◆ Brief
Go through the data below and return each line where the string "name" appears.

Records for processing Start Marker

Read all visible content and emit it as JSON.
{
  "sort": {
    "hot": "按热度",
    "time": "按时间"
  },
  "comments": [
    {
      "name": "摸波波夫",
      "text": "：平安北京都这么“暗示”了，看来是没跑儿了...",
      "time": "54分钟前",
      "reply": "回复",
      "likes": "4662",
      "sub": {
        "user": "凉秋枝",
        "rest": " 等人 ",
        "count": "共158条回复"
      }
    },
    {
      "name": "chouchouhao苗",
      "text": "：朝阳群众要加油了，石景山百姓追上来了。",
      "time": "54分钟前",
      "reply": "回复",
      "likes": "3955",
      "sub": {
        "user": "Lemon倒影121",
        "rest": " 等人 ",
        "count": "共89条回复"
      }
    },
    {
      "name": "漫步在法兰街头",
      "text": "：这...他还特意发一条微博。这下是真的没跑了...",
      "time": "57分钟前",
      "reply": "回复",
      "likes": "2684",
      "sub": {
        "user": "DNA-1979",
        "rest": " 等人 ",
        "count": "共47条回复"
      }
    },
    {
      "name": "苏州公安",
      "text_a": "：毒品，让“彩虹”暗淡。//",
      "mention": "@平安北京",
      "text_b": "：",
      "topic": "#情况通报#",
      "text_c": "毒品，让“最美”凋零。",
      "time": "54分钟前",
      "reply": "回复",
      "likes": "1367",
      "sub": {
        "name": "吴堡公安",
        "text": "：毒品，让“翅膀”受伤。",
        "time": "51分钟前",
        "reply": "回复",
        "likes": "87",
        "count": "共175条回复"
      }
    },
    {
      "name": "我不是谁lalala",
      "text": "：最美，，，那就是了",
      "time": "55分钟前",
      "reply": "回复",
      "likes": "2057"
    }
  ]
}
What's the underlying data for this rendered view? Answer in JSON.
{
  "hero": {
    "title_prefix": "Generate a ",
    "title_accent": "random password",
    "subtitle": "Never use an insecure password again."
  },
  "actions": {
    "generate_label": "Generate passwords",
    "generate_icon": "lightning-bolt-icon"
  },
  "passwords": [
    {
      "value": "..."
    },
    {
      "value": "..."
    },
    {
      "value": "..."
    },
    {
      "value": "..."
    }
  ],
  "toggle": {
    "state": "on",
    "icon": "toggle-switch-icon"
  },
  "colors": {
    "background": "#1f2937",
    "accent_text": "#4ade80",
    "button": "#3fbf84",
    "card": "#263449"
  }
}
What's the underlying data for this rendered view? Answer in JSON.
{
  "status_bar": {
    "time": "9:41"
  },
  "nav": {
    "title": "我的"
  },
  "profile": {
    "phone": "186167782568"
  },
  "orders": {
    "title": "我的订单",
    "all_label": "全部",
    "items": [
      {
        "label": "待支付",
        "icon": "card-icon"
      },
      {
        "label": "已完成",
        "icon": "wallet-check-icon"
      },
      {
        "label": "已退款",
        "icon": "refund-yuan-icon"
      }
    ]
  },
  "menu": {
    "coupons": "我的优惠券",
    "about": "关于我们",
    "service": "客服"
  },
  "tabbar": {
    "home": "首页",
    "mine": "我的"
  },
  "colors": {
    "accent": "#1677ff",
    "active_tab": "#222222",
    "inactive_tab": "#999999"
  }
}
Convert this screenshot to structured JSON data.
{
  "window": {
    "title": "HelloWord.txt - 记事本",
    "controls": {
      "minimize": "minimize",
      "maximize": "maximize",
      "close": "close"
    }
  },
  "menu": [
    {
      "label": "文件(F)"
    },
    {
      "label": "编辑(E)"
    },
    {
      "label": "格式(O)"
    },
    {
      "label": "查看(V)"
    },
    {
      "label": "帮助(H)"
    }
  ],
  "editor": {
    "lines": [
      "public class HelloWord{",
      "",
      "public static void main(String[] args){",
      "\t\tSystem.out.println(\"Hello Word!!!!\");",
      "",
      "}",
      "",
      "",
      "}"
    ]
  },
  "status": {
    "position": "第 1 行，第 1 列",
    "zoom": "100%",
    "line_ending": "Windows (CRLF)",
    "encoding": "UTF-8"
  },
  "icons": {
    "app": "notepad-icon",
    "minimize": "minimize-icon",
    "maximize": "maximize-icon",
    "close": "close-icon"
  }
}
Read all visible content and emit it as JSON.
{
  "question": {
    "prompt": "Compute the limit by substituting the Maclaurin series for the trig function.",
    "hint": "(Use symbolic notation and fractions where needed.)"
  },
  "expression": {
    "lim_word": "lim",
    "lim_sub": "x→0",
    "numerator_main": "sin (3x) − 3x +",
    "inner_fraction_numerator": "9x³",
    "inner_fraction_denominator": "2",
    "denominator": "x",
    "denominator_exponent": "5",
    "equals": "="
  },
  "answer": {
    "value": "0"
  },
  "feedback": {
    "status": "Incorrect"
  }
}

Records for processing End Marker

◆ Result of the task
      "name": "摸波波夫",
      "name": "chouchouhao苗",
      "name": "漫步在法兰街头",
      "name": "苏州公安",
        "name": "吴堡公安",
      "name": "我不是谁lalala",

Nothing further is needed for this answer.